125 According to recent iterations of modernization theory, ‘developing’ countries can bypass earlier phases of technology and leapfrog to more advanced stages of development. An oft-cited example is the mobile phone, which has become commonplace in non-industrialized countries that lack an extensive landline infrastructure.

126 James Ferguson, for example, argues that ‘the development of more effective and inclusive techniques for identifying biological individuality should not be thought of as automatically regressive or politically objectionable’. He goes on to argue that ‘new technical forms of identity documentation and recognition … could in fact facilitate more effective and inclusive forms of state support and recognition even while requiring less, rather than more, intrusive surveillance’. Ferguson, Give a Man a Fish: Reflections on the New Politics of Distribution (Durham, NC, 2015), 86.

127 Breckenridge has coined the term ‘biometric capitalism’ to describe the capturing of the ‘informal’ economy through new biometric and financial technology.
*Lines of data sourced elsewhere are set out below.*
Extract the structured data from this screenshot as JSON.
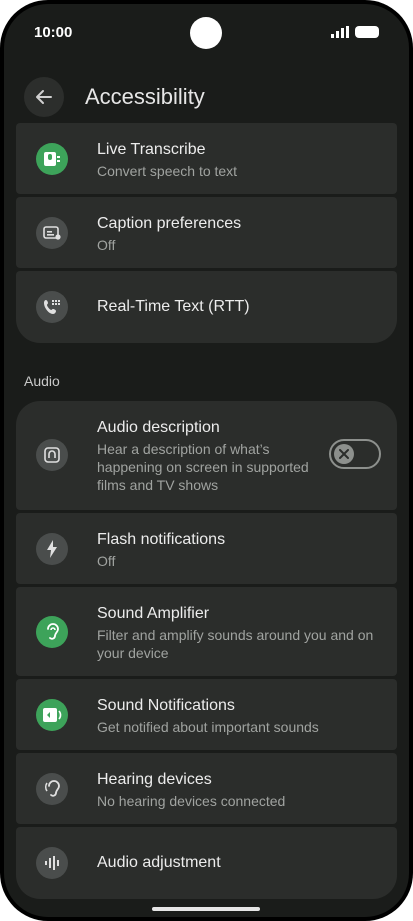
{
  "status_bar": {
    "time": "10:00"
  },
  "header": {
    "title": "Accessibility"
  },
  "top_group": [
    {
      "title": "Live Transcribe",
      "subtitle": "Convert speech to text",
      "icon": "live-transcribe-icon"
    },
    {
      "title": "Caption preferences",
      "subtitle": "Off",
      "icon": "caption-icon"
    },
    {
      "title": "Real-Time Text (RTT)",
      "subtitle": "",
      "icon": "rtt-icon"
    }
  ],
  "audio_section": {
    "label": "Audio",
    "items": [
      {
        "title": "Audio description",
        "subtitle": "Hear a description of what’s happening on screen in supported films and TV shows",
        "icon": "audio-description-icon",
        "toggle_on": false
      },
      {
        "title": "Flash notifications",
        "subtitle": "Off",
        "icon": "flash-icon"
      },
      {
        "title": "Sound Amplifier",
        "subtitle": "Filter and amplify sounds around you and on your device",
        "icon": "ear-icon"
      },
      {
        "title": "Sound Notifications",
        "subtitle": "Get notified about important sounds",
        "icon": "sound-notification-icon"
      },
      {
        "title": "Hearing devices",
        "subtitle": "No hearing devices connected",
        "icon": "hearing-device-icon"
      },
      {
        "title": "Audio adjustment",
        "subtitle": "",
        "icon": "audio-adjust-icon"
      }
    ]
  },
  "colors": {
    "background": "#1a1c1a",
    "card": "#2b2d2b",
    "accent_green": "#3da35a",
    "icon_gray": "#4a4d4c"
  }
}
K. Breckenridge, ‘Biometric capitalism: infrastructures of identification and credit risk on the African continent in the 21st century’, (paper presented at Technosphere x Knowledge, Haus der Kulturen der Welt, Berlin, 15 Apr. 2016).

128 See Sandvik, K. B. and Jacobsen, K. L. (eds.), UNHCR and the Struggle for Accountability: Technology, Law and Results-Based Management (London, 2016)CrossRefGoogle Scholar; and Balaton-Chrimes, S., ‘Statelessness, identity cards and citizenship as status in the case of the Nubians of Kenya’, Citizenship Studies, 18:1 (2014), 1528CrossRefGoogle Scholar.

129 Nyabola, N.Digital Democracy, Analogue Politics: How the Internet Era is Transforming Politics in Kenya (London, 2018)Google Scholar.

130 Gatheru, Child, 89.